Let us setup the script by running the following commands

$ touch initramfs/init
$ chmod +x initramfs/init

The init script which I created is different from the init script given in the blog above, So I will paste my copy here with some explanations:

busybox --install -s
#Mount things needed by this script
mount -t proc none /proc
mount -n devtmpfs -t devtmpfs /dev && mkdir /dev/pts
mount -t devpts devpts /dev/pts
mount -t sysfs sysfs /sys

echo /sbin/mdev > /proc/sys/kernel/hotplug

#Function for parsing command line options with "=" in them
# get_opt("init=/sbin/init") will return "/sbin/init"
get_opt() {
echo "$@" | cut -d "=" -f 2


#Process command line options
for i in $(cat /proc/cmdline); do
case $i in
root=$(get_opt $i)
init=$(get_opt $i)
etc=$(get_opt $i)
home=$(get_opt $i)

#Mount the root device
if [ -n "${root}" ]; then
mount "${root}" /newroot -o ro
echo mounted real_root
if [ -n "${etc}" ]; then
mount "${etc}" /newroot/etc
echo mounted etc
if [ -n "${home}" ]; then
mount "${home}" /newroot/home
echo mounted home

#Check if $init exists and is executable
if [[ -x "/newroot/${init}" ]] ; then
#Unmount all other mounts so that the ram used by
#the initramfs can be cleared after switch_root
umount /sys /proc

#Switch to the new root and execute init
exec switch_root /newroot "${init}"

#This will only be run if the exec above failed
echo "Failed to switch_root, dropping to a shell"
exec sh

If you compare this script with the original script from the blog you will notice many differences.
I haven't used mdev at all. Instead I mount /dev as devtmpfs.
You will notice some additional cases in the for loop for parsing command lines
You will notice the section where I'm mounting the additional partitions, if they have been defined.

Also note that I have set the default root as /dev/hda1 although my root is on /dev/sda1. This is intended to demonstrate the variable being replaced when it is passed at the boot command.

Creating the initramfs.igz file
Since I was editting the init file a lot and rebuilding the initramfs frequently, I decided to make a script instead. I called it

The script is as follows:

cd initramfs
find . | cpio -H newc -o > ../initramfs.cpio
cd ..
cat initramfs.cpio | gzip > initramfs.igz

Once you run this script from the work folder it will create a file initramfs.igz. Move/copy it to the /boot folder

$ mv initramfs.igz /boot/

You could have added this line to the script, but I chose not to.

Now add a new bootloader entry for this. I use LILO, so my entry in lilo.conf was as follows:

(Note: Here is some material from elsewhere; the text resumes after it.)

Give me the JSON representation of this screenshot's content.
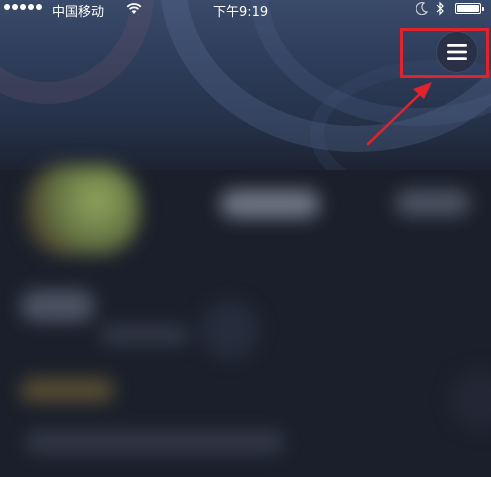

image = /boot/vmlinuz
initrd = /boot/initramfs.igz
root = /dev/sda1
label = Testopia
append = "home=/dev/sda6 etc=/dev/sda6 root=/dev/sda1"

If anyone uses grub and is following my post paste the grub entry and I'll add it here.

With this done I simple rerun the lilo command to install the changes.

Preparing the new /etc

To demo this, I need /etc on a different partition. So I moved my /etc contents to /home as it is a separate partition on my system. I used the following command to do this in order to preserve the permissions

$ cd /etc && tar -cf – . | (cd /home && tar -xpvf -)

After this I moved my /etc to /etc.old to remove the real /etc completely and made a blank directory called /etc

$ mv /etc /etc.old
$ mkdir /etc

With this done I rebooted the PC and selected Testopia as my boot choice from the Lilo prompt. The system booted completely with the /etc in a different partition.

Note: I did not have to touch my fstab for this and the newly mounted /etc wont be seen by the mount output.